Imagine you’re at a car dealership and you’ve found a new SUV that’s just perfect. It has everything you could want in a vehicle, and you seriously consider purchasing it. They run a quick credit check and tell you you’re clear to buy it.

But then you start to think about your kids, who will be in college soon and need help with tuition. You remember your friend who was laid off. And suddenly you hesitate. Perhaps this isn’t the perfect car. Perhaps you could get a used one that wouldn’t cost as much, or a smaller car to save money on gas.

You thank the dealer and tell him you’ll be in touch, that you need to think about it. And you leave.

Smart shopping, no? You can always come back, and in the meantime you have a chance to think it over and make a wise choice.

But that quick credit check from back at the dealership could hurt you in ways you hadn’t anticipated.

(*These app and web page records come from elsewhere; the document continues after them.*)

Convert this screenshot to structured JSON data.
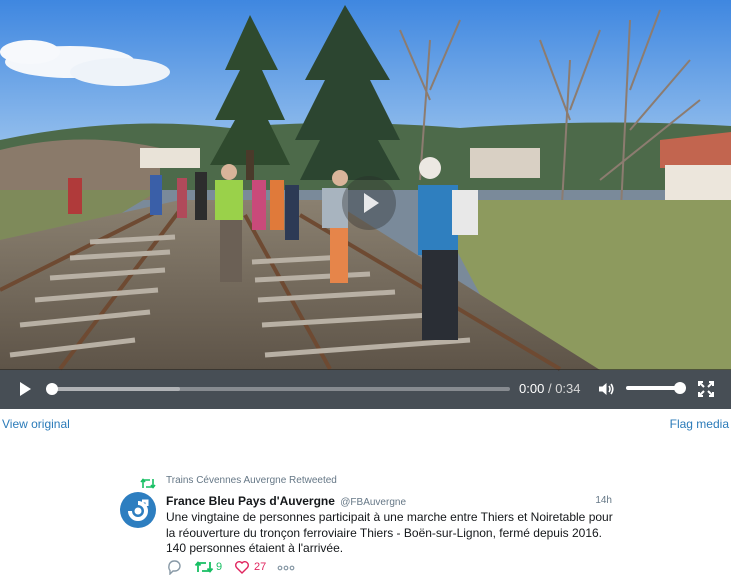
{
  "video": {
    "current_time": "0:00",
    "separator": "/",
    "duration": "0:34",
    "progress_fraction": 0.0,
    "volume_fraction": 1.0,
    "icons": {
      "center_play": "play-icon",
      "play": "play-icon",
      "volume": "volume-icon",
      "fullscreen": "fullscreen-icon"
    }
  },
  "media_links": {
    "view_original": "View original",
    "flag_media": "Flag media"
  },
  "tweet": {
    "retweet_context": "Trains Cévennes Auvergne Retweeted",
    "author_name": "France Bleu Pays d'Auvergne",
    "author_handle": "@FBAuvergne",
    "time_ago": "14h",
    "text": "Une vingtaine de personnes participait à une marche entre Thiers et Noiretable pour la réouverture du tronçon ferroviaire Thiers - Boën-sur-Lignon, fermé depuis 2016. 140 personnes étaient à l'arrivée.",
    "actions": {
      "retweet_count": "9",
      "like_count": "27"
    },
    "colors": {
      "link": "#2b7bb9",
      "retweet_green": "#17bf63",
      "like_red": "#e0245e",
      "muted": "#657786",
      "avatar_blue": "#2d7ec0"
    }
  }
}
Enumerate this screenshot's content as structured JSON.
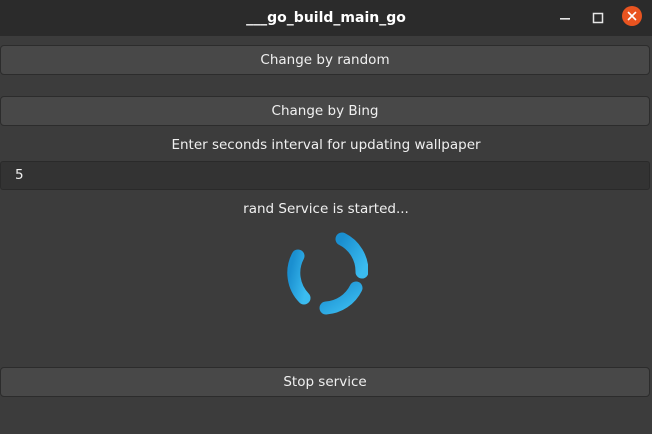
{
  "window": {
    "title": "___go_build_main_go"
  },
  "controls": {
    "random_button": "Change by random",
    "bing_button": "Change by  Bing",
    "interval_label": "Enter seconds interval for updating wallpaper",
    "interval_value": "5",
    "status_text": "rand Service is started...",
    "stop_button": "Stop service"
  },
  "icons": {
    "minimize": "minimize-icon",
    "maximize": "maximize-icon",
    "close": "close-icon",
    "spinner": "loading-spinner"
  },
  "colors": {
    "accent": "#29a7e0",
    "close": "#e95420",
    "background": "#3c3c3c",
    "titlebar": "#2b2b2b"
  }
}
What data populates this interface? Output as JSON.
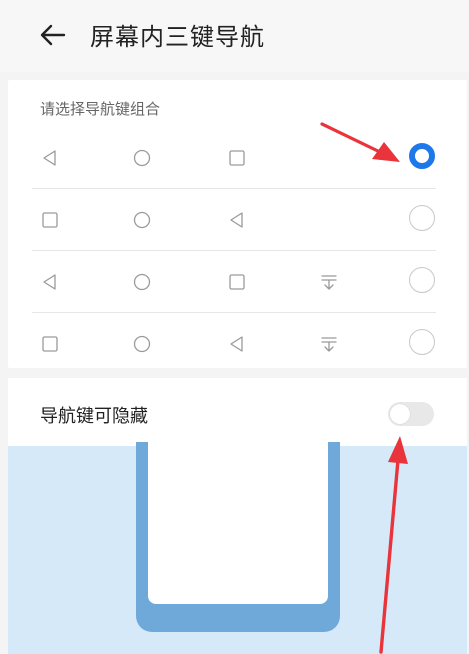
{
  "header": {
    "title": "屏幕内三键导航",
    "back_icon": "arrow-left-icon"
  },
  "nav_combinations": {
    "section_title": "请选择导航键组合",
    "options": [
      {
        "keys": [
          "back-triangle-icon",
          "home-circle-icon",
          "recents-square-icon"
        ],
        "selected": true
      },
      {
        "keys": [
          "recents-square-icon",
          "home-circle-icon",
          "back-triangle-icon"
        ],
        "selected": false
      },
      {
        "keys": [
          "back-triangle-icon",
          "home-circle-icon",
          "recents-square-icon",
          "notification-pulldown-icon"
        ],
        "selected": false
      },
      {
        "keys": [
          "recents-square-icon",
          "home-circle-icon",
          "back-triangle-icon",
          "notification-pulldown-icon"
        ],
        "selected": false
      }
    ]
  },
  "hide_nav_keys": {
    "label": "导航键可隐藏",
    "enabled": false
  },
  "colors": {
    "accent": "#1f78ea",
    "annotation_arrow": "#e8343a",
    "illustration_bg": "#d6e9f8",
    "phone_frame": "#6ea9d9"
  }
}
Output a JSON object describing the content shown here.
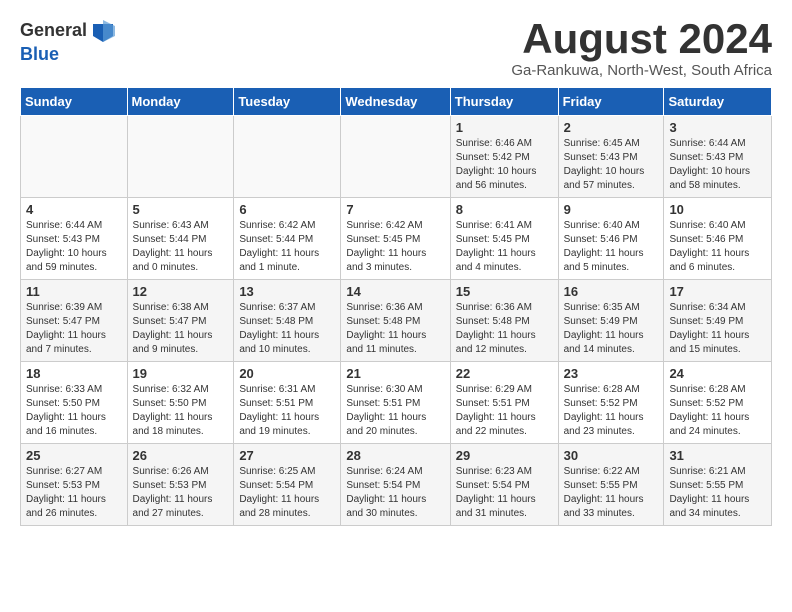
{
  "logo": {
    "general": "General",
    "blue": "Blue"
  },
  "title": "August 2024",
  "subtitle": "Ga-Rankuwa, North-West, South Africa",
  "days_of_week": [
    "Sunday",
    "Monday",
    "Tuesday",
    "Wednesday",
    "Thursday",
    "Friday",
    "Saturday"
  ],
  "weeks": [
    [
      {
        "day": "",
        "info": ""
      },
      {
        "day": "",
        "info": ""
      },
      {
        "day": "",
        "info": ""
      },
      {
        "day": "",
        "info": ""
      },
      {
        "day": "1",
        "info": "Sunrise: 6:46 AM\nSunset: 5:42 PM\nDaylight: 10 hours\nand 56 minutes."
      },
      {
        "day": "2",
        "info": "Sunrise: 6:45 AM\nSunset: 5:43 PM\nDaylight: 10 hours\nand 57 minutes."
      },
      {
        "day": "3",
        "info": "Sunrise: 6:44 AM\nSunset: 5:43 PM\nDaylight: 10 hours\nand 58 minutes."
      }
    ],
    [
      {
        "day": "4",
        "info": "Sunrise: 6:44 AM\nSunset: 5:43 PM\nDaylight: 10 hours\nand 59 minutes."
      },
      {
        "day": "5",
        "info": "Sunrise: 6:43 AM\nSunset: 5:44 PM\nDaylight: 11 hours\nand 0 minutes."
      },
      {
        "day": "6",
        "info": "Sunrise: 6:42 AM\nSunset: 5:44 PM\nDaylight: 11 hours\nand 1 minute."
      },
      {
        "day": "7",
        "info": "Sunrise: 6:42 AM\nSunset: 5:45 PM\nDaylight: 11 hours\nand 3 minutes."
      },
      {
        "day": "8",
        "info": "Sunrise: 6:41 AM\nSunset: 5:45 PM\nDaylight: 11 hours\nand 4 minutes."
      },
      {
        "day": "9",
        "info": "Sunrise: 6:40 AM\nSunset: 5:46 PM\nDaylight: 11 hours\nand 5 minutes."
      },
      {
        "day": "10",
        "info": "Sunrise: 6:40 AM\nSunset: 5:46 PM\nDaylight: 11 hours\nand 6 minutes."
      }
    ],
    [
      {
        "day": "11",
        "info": "Sunrise: 6:39 AM\nSunset: 5:47 PM\nDaylight: 11 hours\nand 7 minutes."
      },
      {
        "day": "12",
        "info": "Sunrise: 6:38 AM\nSunset: 5:47 PM\nDaylight: 11 hours\nand 9 minutes."
      },
      {
        "day": "13",
        "info": "Sunrise: 6:37 AM\nSunset: 5:48 PM\nDaylight: 11 hours\nand 10 minutes."
      },
      {
        "day": "14",
        "info": "Sunrise: 6:36 AM\nSunset: 5:48 PM\nDaylight: 11 hours\nand 11 minutes."
      },
      {
        "day": "15",
        "info": "Sunrise: 6:36 AM\nSunset: 5:48 PM\nDaylight: 11 hours\nand 12 minutes."
      },
      {
        "day": "16",
        "info": "Sunrise: 6:35 AM\nSunset: 5:49 PM\nDaylight: 11 hours\nand 14 minutes."
      },
      {
        "day": "17",
        "info": "Sunrise: 6:34 AM\nSunset: 5:49 PM\nDaylight: 11 hours\nand 15 minutes."
      }
    ],
    [
      {
        "day": "18",
        "info": "Sunrise: 6:33 AM\nSunset: 5:50 PM\nDaylight: 11 hours\nand 16 minutes."
      },
      {
        "day": "19",
        "info": "Sunrise: 6:32 AM\nSunset: 5:50 PM\nDaylight: 11 hours\nand 18 minutes."
      },
      {
        "day": "20",
        "info": "Sunrise: 6:31 AM\nSunset: 5:51 PM\nDaylight: 11 hours\nand 19 minutes."
      },
      {
        "day": "21",
        "info": "Sunrise: 6:30 AM\nSunset: 5:51 PM\nDaylight: 11 hours\nand 20 minutes."
      },
      {
        "day": "22",
        "info": "Sunrise: 6:29 AM\nSunset: 5:51 PM\nDaylight: 11 hours\nand 22 minutes."
      },
      {
        "day": "23",
        "info": "Sunrise: 6:28 AM\nSunset: 5:52 PM\nDaylight: 11 hours\nand 23 minutes."
      },
      {
        "day": "24",
        "info": "Sunrise: 6:28 AM\nSunset: 5:52 PM\nDaylight: 11 hours\nand 24 minutes."
      }
    ],
    [
      {
        "day": "25",
        "info": "Sunrise: 6:27 AM\nSunset: 5:53 PM\nDaylight: 11 hours\nand 26 minutes."
      },
      {
        "day": "26",
        "info": "Sunrise: 6:26 AM\nSunset: 5:53 PM\nDaylight: 11 hours\nand 27 minutes."
      },
      {
        "day": "27",
        "info": "Sunrise: 6:25 AM\nSunset: 5:54 PM\nDaylight: 11 hours\nand 28 minutes."
      },
      {
        "day": "28",
        "info": "Sunrise: 6:24 AM\nSunset: 5:54 PM\nDaylight: 11 hours\nand 30 minutes."
      },
      {
        "day": "29",
        "info": "Sunrise: 6:23 AM\nSunset: 5:54 PM\nDaylight: 11 hours\nand 31 minutes."
      },
      {
        "day": "30",
        "info": "Sunrise: 6:22 AM\nSunset: 5:55 PM\nDaylight: 11 hours\nand 33 minutes."
      },
      {
        "day": "31",
        "info": "Sunrise: 6:21 AM\nSunset: 5:55 PM\nDaylight: 11 hours\nand 34 minutes."
      }
    ]
  ]
}
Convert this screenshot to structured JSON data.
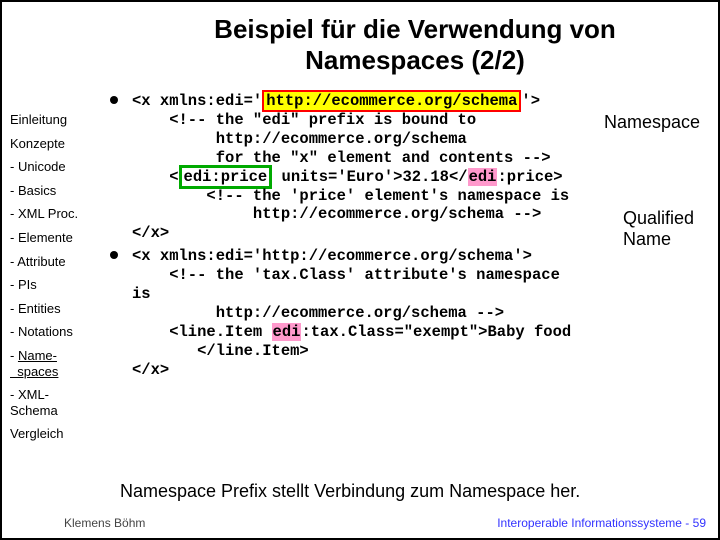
{
  "title_l1": "Beispiel für die Verwendung von",
  "title_l2": "Namespaces (2/2)",
  "sidebar": {
    "items": [
      "Einleitung",
      "Konzepte",
      "- Unicode",
      "- Basics",
      "- XML Proc.",
      "- Elemente",
      "- Attribute",
      "- PIs",
      "- Entities",
      "- Notations",
      "- Name-\n  spaces",
      "- XML-\n  Schema",
      "Vergleich"
    ],
    "current_index": 10
  },
  "code1": {
    "l1a": "<x xmlns:edi='",
    "l1_hl": "http://ecommerce.org/schema",
    "l1b": "'>",
    "l2": "    <!-- the \"edi\" prefix is bound to",
    "l3": "         http://ecommerce.org/schema",
    "l4": "         for the \"x\" element and contents -->",
    "l5a": "    <",
    "l5_box": "edi:price",
    "l5b": " units='Euro'>32.18</",
    "l5_pink": "edi",
    "l5c": ":price>",
    "l6": "        <!-- the 'price' element's namespace is",
    "l7": "             http://ecommerce.org/schema -->",
    "l8": "</x>"
  },
  "code2": {
    "l1": "<x xmlns:edi='http://ecommerce.org/schema'>",
    "l2": "    <!-- the 'tax.Class' attribute's namespace",
    "l2b": "is",
    "l3": "         http://ecommerce.org/schema -->",
    "l4a": "    <line.Item ",
    "l4_pink": "edi",
    "l4b": ":tax.Class=\"exempt\">Baby food",
    "l5": "       </line.Item>",
    "l6": "</x>"
  },
  "annot": {
    "namespace": "Namespace",
    "qualified1": "Qualified",
    "qualified2": "Name"
  },
  "bottom_note": "Namespace Prefix stellt Verbindung zum Namespace her.",
  "footer_left": "Klemens Böhm",
  "footer_right": "Interoperable Informationssysteme - 59"
}
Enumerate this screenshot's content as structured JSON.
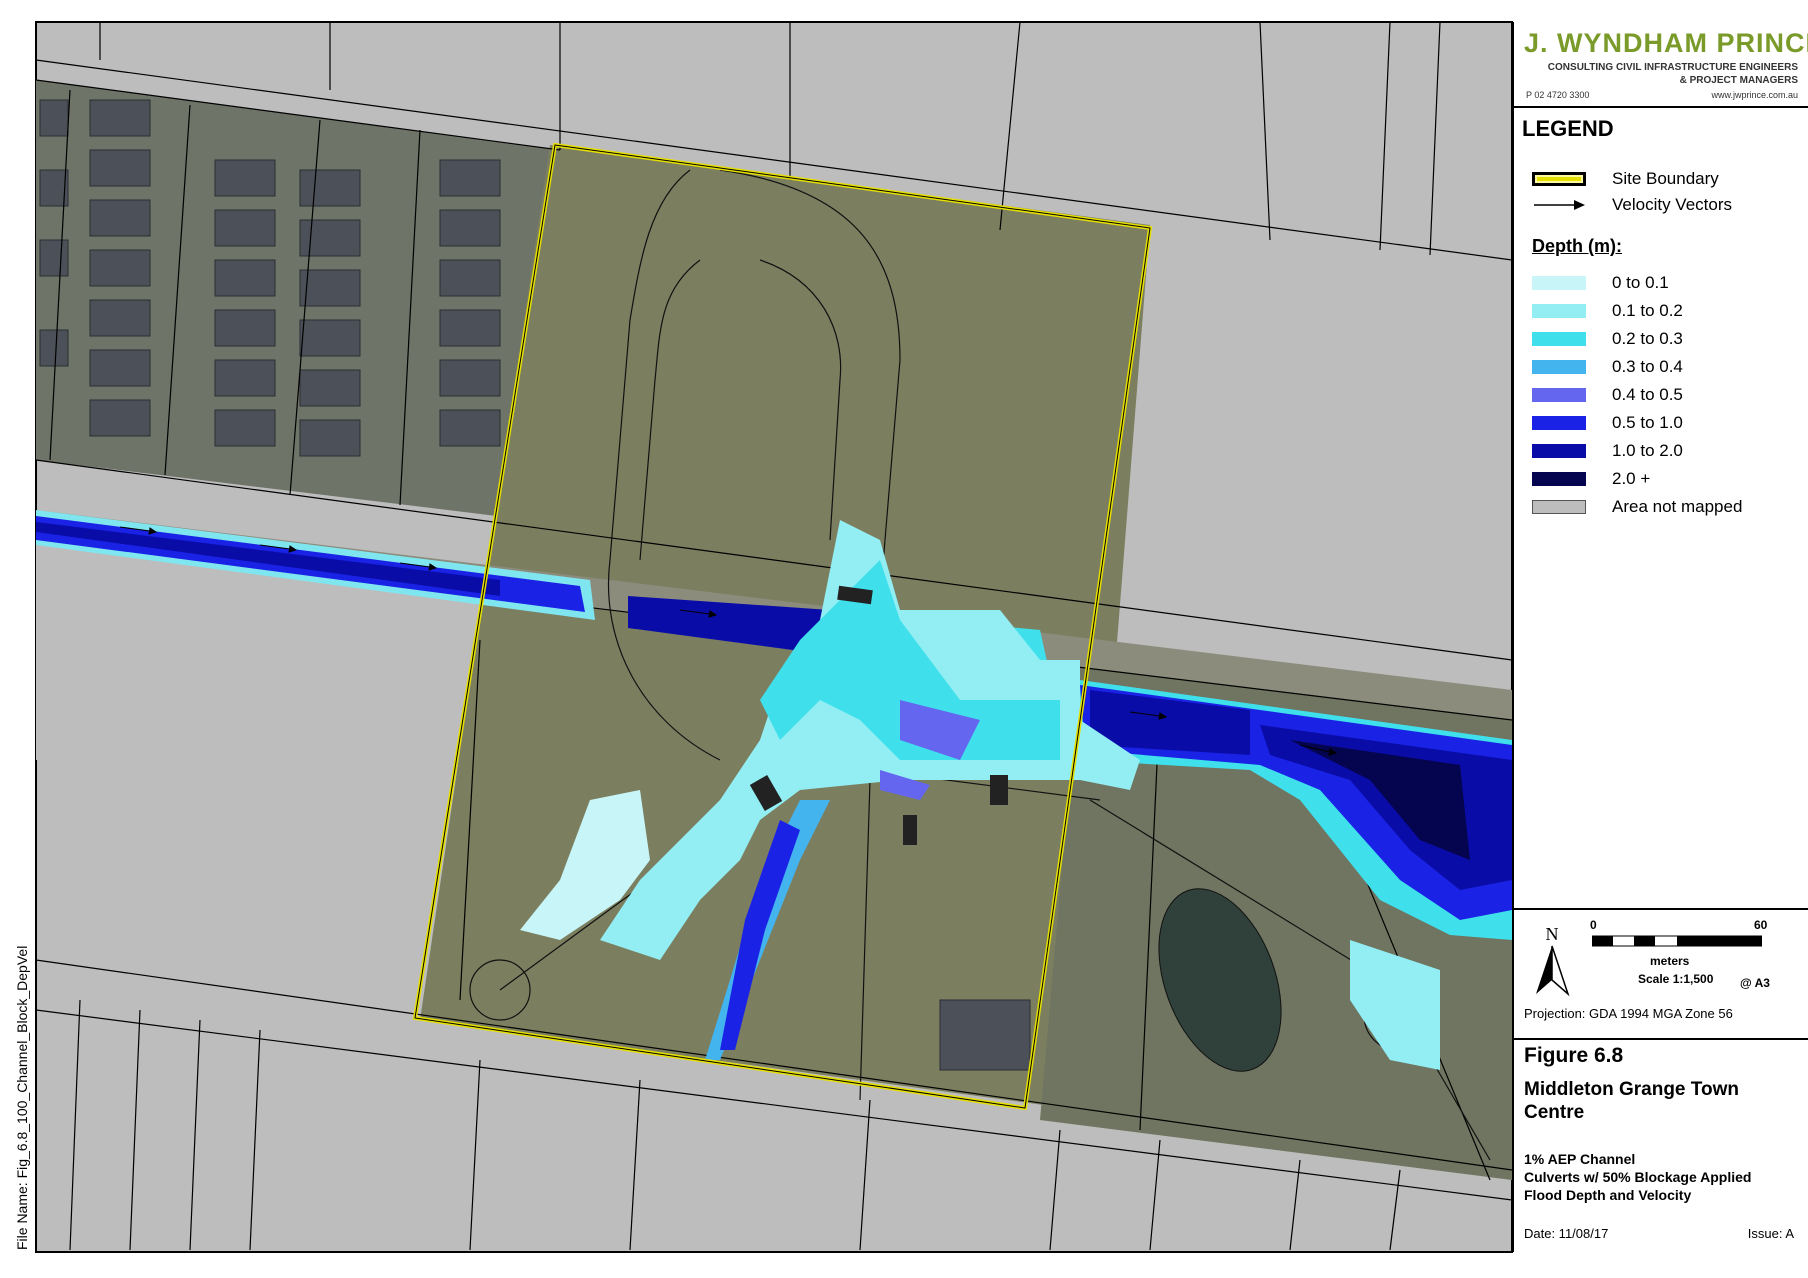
{
  "file_name": "File Name: Fig_6.8_100_Channel_Block_DepVel",
  "company": {
    "name": "J. WYNDHAM PRINCE",
    "tagline_line1": "CONSULTING CIVIL INFRASTRUCTURE ENGINEERS",
    "tagline_line2": "& PROJECT MANAGERS",
    "phone": "P 02 4720 3300",
    "website": "www.jwprince.com.au"
  },
  "legend": {
    "title": "LEGEND",
    "site_boundary": "Site Boundary",
    "velocity_vectors": "Velocity Vectors",
    "depth_title": "Depth (m):",
    "depth_classes": [
      {
        "label": "0 to 0.1",
        "color": "#c8f6f8"
      },
      {
        "label": "0.1 to 0.2",
        "color": "#93eef4"
      },
      {
        "label": "0.2 to 0.3",
        "color": "#3fe0ec"
      },
      {
        "label": "0.3 to 0.4",
        "color": "#44b4ee"
      },
      {
        "label": "0.4 to 0.5",
        "color": "#6466f0"
      },
      {
        "label": "0.5 to 1.0",
        "color": "#1a22e6"
      },
      {
        "label": "1.0 to 2.0",
        "color": "#0a0ca8"
      },
      {
        "label": "2.0 +",
        "color": "#05044e"
      }
    ],
    "not_mapped": {
      "label": "Area not mapped",
      "color": "#bdbdbd"
    }
  },
  "scale": {
    "north": "N",
    "start": "0",
    "end": "60",
    "units": "meters",
    "ratio": "Scale 1:1,500",
    "paper": "@ A3"
  },
  "projection": "Projection: GDA 1994 MGA Zone 56",
  "title_block": {
    "figure": "Figure 6.8",
    "project": "Middleton Grange Town Centre",
    "description_lines": [
      "1% AEP Channel",
      "Culverts w/ 50% Blockage Applied",
      "Flood Depth and Velocity"
    ],
    "date": "Date: 11/08/17",
    "issue": "Issue: A"
  }
}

When you voluntarily allow a company to check your credit, it appears as an inquiry on your report. Inquiries are common, and happen whenever you apply for a credit card, car loan or mortgage. But when you decide not to get the credit, it can look on your report as though you were rejected; and when you have multiple inquiries, it can look like you are a risk.

Credit inquiries stay on your credit report for two years, although FICO only counts them for one year. (Note: Credit inquiries on yourself or by a potential employer do not appear on your report.)

The solution?

  •     Make sure to tell any sales reps or other people who might run a credit check not to do so until you are sure you’re ready to purchase. That way your smart shopping doesn’t have an effect on your credit score.
  •     If rate-shopping for loans and other purchases, do so in a short period of about 30 days.
  •     Take caution before applying for and opening new credit accounts.

Found yourself needing a way out from overwhelming bills or debts? Our attorneys can talk with you for free about your options and help you get a fresh start.

(Photo: barunpatro)